MADE IN AMERICA: CRIPS AND BLOODS (90')
DIRECTED BY STACY PERALTA
?The first major nonfiction film to term the
decades-long gang strife in South Central Los Angeles as
a war on the scale of Kosovo, Mogadishu or Northern
Ireland, Stacy Peralta's bracing "Made in America"
grimly examines the causes and nature of the area's
- Robert Koehler
Directed by critically acclaimed documentary filmmaker
Stacy Peralta (Dogtown Z-Boys - 2001, Riding Giants -
2004) and combining unprecedented access into the world
of active gangs, the film offers a compelling,
character-driven documentary narrative which chronicles
the four decades-long cycle of destruction and despair
that defines modern gang culture. The film traces the
origins of a bloody, long feud and the social and
political circumstances that give rise to the shocking
war-zone reality of gang warfare and civil uprisings.
Executive Produced by Quincy Jones, NBA star Baron Davis
and Silicon Valley entrepreneur Stephen Luczo, the film
tells the story of the genesis of LA?s gang culture to
the shocking reality of daily life in South L.A.
Contemporary and former gang members offer their
street-level testimony that provides the film with a
stark portrait of modern-day gang life: the turf wars
and territorialism, the inter-gang hierarchy and family
structure, the rules of behavior, the culture of guns,
death and dishonor.
Throughout the film ex-gang members, gang intervention
experts, writers, activists and academics analyze many
of the elements that contribute to this malaise?
elements that can be found in big cities all over the
world. Wherever there is a systematic erosion of
identity through political, economic and social means,
it fuels the self-perpetuating legacy of a minority?s
self-hatred and violence turned inward. Add to this the
combustible ingredients that are the disappearance of
the African-American father in these families and an

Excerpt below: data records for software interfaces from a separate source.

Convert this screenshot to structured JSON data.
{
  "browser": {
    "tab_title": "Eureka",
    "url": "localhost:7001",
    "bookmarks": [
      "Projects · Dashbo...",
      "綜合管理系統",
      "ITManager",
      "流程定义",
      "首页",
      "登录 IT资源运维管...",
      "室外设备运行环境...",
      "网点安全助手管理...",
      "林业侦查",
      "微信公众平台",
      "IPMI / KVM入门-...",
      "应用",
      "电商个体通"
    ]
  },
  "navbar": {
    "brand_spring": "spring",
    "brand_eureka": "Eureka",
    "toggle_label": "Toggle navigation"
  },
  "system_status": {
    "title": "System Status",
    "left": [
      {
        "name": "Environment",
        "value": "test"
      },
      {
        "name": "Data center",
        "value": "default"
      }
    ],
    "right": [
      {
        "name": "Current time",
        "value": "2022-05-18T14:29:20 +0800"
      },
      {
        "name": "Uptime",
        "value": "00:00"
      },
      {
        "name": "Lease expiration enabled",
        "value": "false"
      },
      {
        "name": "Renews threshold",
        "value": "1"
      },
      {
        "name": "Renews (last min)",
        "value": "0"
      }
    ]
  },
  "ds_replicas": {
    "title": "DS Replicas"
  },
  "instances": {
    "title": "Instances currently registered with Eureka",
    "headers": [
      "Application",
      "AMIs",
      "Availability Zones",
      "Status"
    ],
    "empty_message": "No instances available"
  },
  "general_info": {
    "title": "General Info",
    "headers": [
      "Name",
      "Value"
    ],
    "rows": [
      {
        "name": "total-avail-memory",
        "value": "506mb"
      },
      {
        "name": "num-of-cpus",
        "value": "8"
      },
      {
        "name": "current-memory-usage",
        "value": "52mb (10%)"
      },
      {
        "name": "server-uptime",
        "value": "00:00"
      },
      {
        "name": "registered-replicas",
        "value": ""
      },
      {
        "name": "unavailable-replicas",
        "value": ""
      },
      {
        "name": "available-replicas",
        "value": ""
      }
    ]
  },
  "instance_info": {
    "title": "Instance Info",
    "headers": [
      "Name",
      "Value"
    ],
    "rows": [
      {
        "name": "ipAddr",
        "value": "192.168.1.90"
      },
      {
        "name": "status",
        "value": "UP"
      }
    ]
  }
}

almost pervasive prison culture in which one out of
every four black men in the US will be imprisoned at
some point in his life, and you have the makings of
troubled youth becoming hard core gang-bangers. In one

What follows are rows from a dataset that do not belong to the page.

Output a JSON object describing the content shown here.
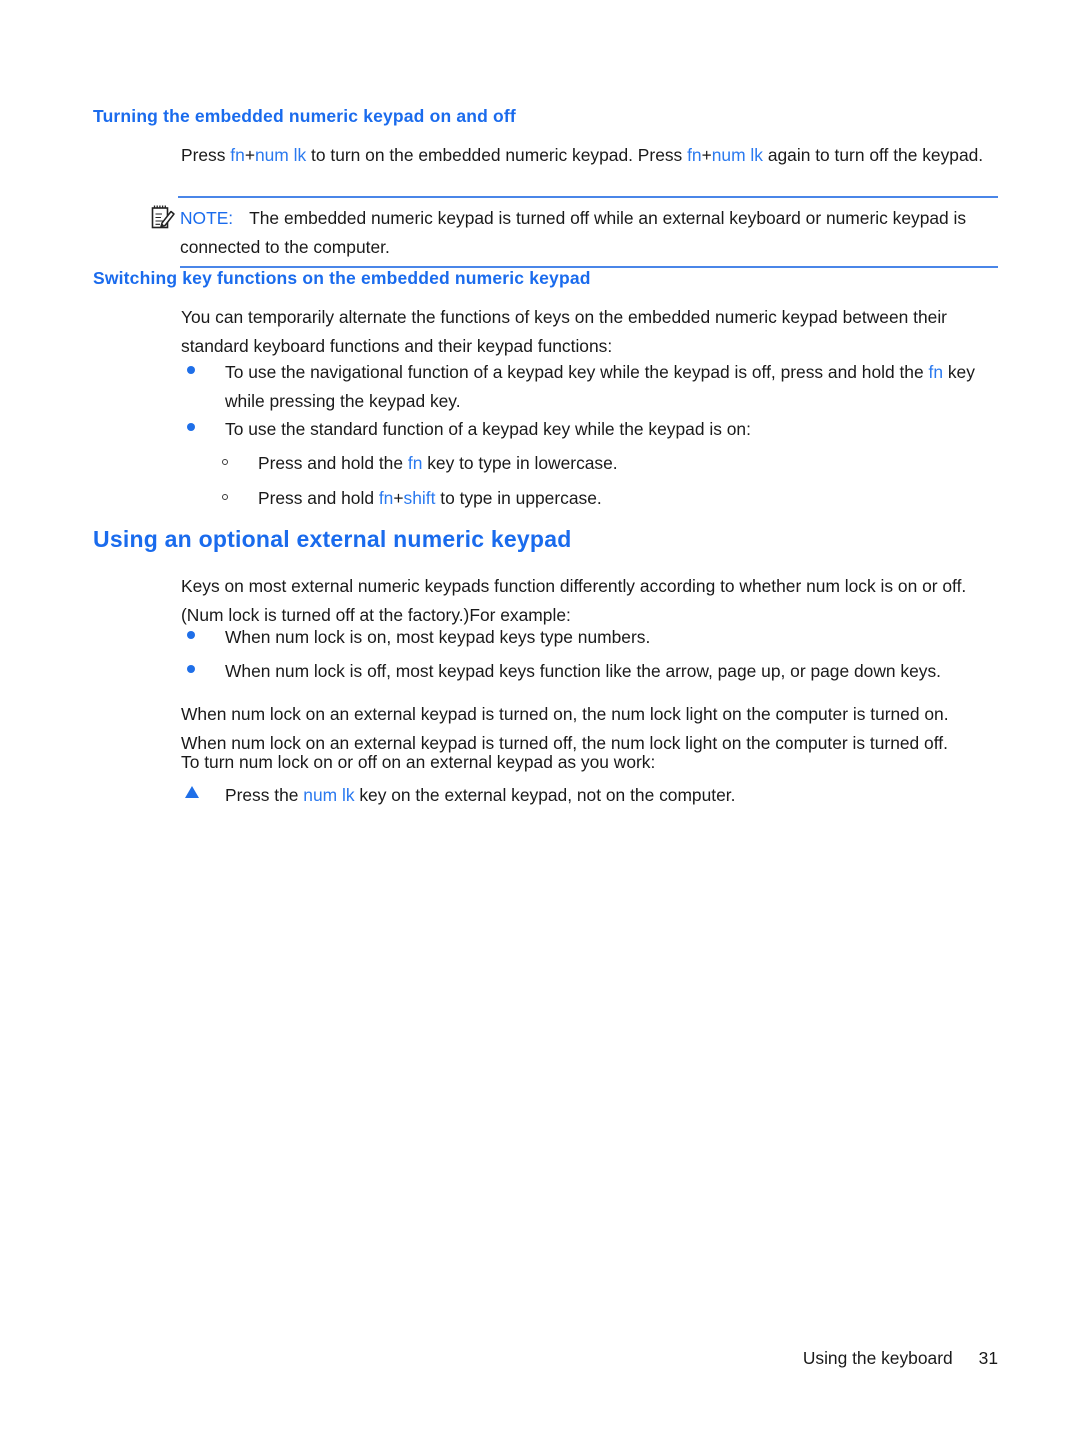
{
  "document": {
    "sections": [
      {
        "id": "turning-keypad",
        "heading": "Turning the embedded numeric keypad on and off",
        "paragraph_1_part_1": "Press ",
        "paragraph_1_kbd_1": "fn",
        "paragraph_1_plus_1": "+",
        "paragraph_1_kbd_2": "num lk",
        "paragraph_1_part_2": " to turn on the embedded numeric keypad. Press ",
        "paragraph_1_kbd_3": "fn",
        "paragraph_1_plus_2": "+",
        "paragraph_1_kbd_4": "num lk",
        "paragraph_1_part_3": " again to turn off the keypad."
      },
      {
        "id": "switching-key-functions",
        "heading": "Switching key functions on the embedded numeric keypad",
        "intro": "You can temporarily alternate the functions of keys on the embedded numeric keypad between their standard keyboard functions and their keypad functions:",
        "bullets": [
          {
            "text_before": "To use the navigational function of a keypad key while the keypad is off, press and hold the ",
            "kbd": "fn",
            "text_after": " key while pressing the keypad key."
          },
          {
            "text_before": "To use the standard function of a keypad key while the keypad is on:",
            "kbd": "",
            "text_after": ""
          }
        ],
        "subbullets": [
          {
            "text_before": "Press and hold the ",
            "kbd": "fn",
            "text_after": " key to type in lowercase."
          },
          {
            "text_before": "Press and hold ",
            "kbd": "fn",
            "plus": "+",
            "kbd2": "shift",
            "text_after": " to type in uppercase."
          }
        ]
      },
      {
        "id": "external-keypad",
        "heading": "Using an optional external numeric keypad",
        "intro": "Keys on most external numeric keypads function differently according to whether num lock is on or off. (Num lock is turned off at the factory.)For example:",
        "bullets": [
          "When num lock is on, most keypad keys type numbers.",
          "When num lock is off, most keypad keys function like the arrow, page up, or page down keys."
        ],
        "paragraph_2": "When num lock on an external keypad is turned on, the num lock light on the computer is turned on. When num lock on an external keypad is turned off, the num lock light on the computer is turned off.",
        "paragraph_3": "To turn num lock on or off on an external keypad as you work:",
        "step": {
          "text_before": "Press the ",
          "kbd": "num lk",
          "text_after": " key on the external keypad, not on the computer."
        }
      }
    ],
    "note": {
      "label": "NOTE:",
      "text": "The embedded numeric keypad is turned off while an external keyboard or numeric keypad is connected to the computer."
    },
    "footer": {
      "running_head": "Using the keyboard",
      "page_number": "31"
    },
    "colors": {
      "heading_blue": "#1a6bed",
      "inline_key_blue": "#2a79ef",
      "bullet_blue": "#1f6fe8",
      "rule_blue": "#4a86e8",
      "body_text": "#1a1a1a"
    }
  }
}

of the most poignant sequences of the film, mothers who
have lost their sons to gang related violence speak of
their inability to save their children in what is very

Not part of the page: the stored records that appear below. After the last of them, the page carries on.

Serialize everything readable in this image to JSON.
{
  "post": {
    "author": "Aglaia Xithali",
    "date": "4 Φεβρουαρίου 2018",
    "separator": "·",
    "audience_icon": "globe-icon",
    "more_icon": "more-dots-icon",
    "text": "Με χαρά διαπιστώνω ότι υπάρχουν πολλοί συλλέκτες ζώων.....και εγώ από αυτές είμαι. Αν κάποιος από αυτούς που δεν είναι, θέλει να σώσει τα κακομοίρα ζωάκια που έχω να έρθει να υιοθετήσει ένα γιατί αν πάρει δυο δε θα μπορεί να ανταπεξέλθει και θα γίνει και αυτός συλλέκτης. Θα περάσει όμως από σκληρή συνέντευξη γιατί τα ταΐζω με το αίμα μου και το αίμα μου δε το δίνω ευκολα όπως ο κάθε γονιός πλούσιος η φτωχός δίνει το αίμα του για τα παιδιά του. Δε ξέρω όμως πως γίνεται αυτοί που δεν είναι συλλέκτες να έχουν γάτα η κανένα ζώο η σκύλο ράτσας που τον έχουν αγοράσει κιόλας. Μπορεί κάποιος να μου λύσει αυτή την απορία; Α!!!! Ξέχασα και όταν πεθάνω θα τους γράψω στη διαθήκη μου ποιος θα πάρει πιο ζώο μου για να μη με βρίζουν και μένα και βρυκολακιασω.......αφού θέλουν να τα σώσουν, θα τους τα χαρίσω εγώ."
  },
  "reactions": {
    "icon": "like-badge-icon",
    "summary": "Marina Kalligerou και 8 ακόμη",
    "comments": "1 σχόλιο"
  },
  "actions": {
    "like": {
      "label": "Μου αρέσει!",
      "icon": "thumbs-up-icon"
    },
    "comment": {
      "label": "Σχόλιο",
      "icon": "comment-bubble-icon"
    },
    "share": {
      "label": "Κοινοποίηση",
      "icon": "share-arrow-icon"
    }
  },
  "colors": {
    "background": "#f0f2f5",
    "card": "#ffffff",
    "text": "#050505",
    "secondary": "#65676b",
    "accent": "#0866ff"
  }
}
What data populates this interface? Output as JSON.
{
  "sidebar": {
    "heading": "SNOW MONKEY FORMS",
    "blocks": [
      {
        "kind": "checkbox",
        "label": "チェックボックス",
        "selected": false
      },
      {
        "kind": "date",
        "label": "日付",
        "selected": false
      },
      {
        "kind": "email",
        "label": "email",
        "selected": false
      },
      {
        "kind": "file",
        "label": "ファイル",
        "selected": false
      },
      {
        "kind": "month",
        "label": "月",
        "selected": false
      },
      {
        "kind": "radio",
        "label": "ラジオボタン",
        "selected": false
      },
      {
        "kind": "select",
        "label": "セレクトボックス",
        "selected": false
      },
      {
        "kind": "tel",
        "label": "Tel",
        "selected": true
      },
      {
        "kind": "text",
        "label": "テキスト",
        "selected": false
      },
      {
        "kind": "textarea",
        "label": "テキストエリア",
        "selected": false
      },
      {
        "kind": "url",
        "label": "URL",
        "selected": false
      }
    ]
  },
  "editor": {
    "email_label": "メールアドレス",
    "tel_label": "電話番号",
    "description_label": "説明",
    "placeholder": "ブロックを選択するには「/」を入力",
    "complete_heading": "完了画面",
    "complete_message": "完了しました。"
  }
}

much an active war zone, by any definition.
We hear from current gang members themselves articulate
their enduring dream of a better life. They provide the
film with its ultimate statement: a message of hope and
a cautionary tale of redemption aimed at saving the
lives of a new generation of kids, not just in South LA
but anywhere in the world that gang violence exists.